The Apostle and Jews in general seem to have commuted the appellations Messiah, and Son of God, for each other; in other words, they used them as terms of equivalent value. (See Luke iv. 41. Matt. xxvi. 63. xxvii. 40. comp. Luke xxiii. 35. Matt. xvi. 16. Comp. Luke ix. 20. John i. 49.) The appellation, Son of God, was no doubt, derived by the Jews, from Psal. ii. 7, and 2 Sam. vii. 14. In using this appellation, I am inclined to think, that they had reference principally to the regal office and splendour, of their expected Messiah. The New Testament writers, however, as may be seen above, do not use the term with particular reference to the kingly office, except when they relate the language of the Jews. In support offiliation, as to the Divine nature of Christ, Heb. i. is urged; where the apostle contends for the superiority of Christ over angels, because “he has by inheritance obtained a more excellent name than they,” i.e. he is a Son. But does not this argument prove the reverse of what it was intended to prove 2 The divine nature is self existent and eternal.

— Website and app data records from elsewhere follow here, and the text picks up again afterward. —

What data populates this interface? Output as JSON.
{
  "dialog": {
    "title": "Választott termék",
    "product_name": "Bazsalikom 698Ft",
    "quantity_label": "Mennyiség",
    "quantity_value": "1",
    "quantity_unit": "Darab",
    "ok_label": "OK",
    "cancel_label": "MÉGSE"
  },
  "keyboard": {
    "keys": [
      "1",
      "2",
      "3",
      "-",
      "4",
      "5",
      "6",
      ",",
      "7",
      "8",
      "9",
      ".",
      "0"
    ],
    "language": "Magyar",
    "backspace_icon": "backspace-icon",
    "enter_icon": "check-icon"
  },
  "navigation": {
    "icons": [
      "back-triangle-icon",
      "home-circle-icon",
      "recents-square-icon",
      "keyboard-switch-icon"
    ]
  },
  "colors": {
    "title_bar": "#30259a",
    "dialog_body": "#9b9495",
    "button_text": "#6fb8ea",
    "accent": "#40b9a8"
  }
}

Could Christ, then, as divine, obtain a name by inheritance 7 Could he become a Son, if as Son he is divine and self-existent 7 The passage in 2 Sam. vii. 14, presents the same disficulties. “I will be to him a Father, and he shall be to me a Son.” How can the doctrine of eternal filiation be supported by this 2 Could there be a promise of being to him a Father, if he had already been a Son, from everlasting 7 Ps. ii. 7, so often used to prove the doctrine of eternal generation, seems to me very injudiciously chosen for this purpose. “Thou art my Son; this day have I begotten thee.” This Psalm predicts the exaltation and the glory of the Messiah; and Peter says, that the verse in question had its accomplishment, when Christ was raised from the dead, by the power of the Father. (Acts xiii. 33.) How can this day, mean from eternity ? Besides; in 1 Cor. xv. 28, it is affirmed, that when the enemies of the Church shall be all subdued, the “Son himself shall be subject to the Father, that God may be all in all.” As the eternal, self-existent God, can this be said of him 7 Most certainly not. The sum of the whole is, that Son of God, in its appro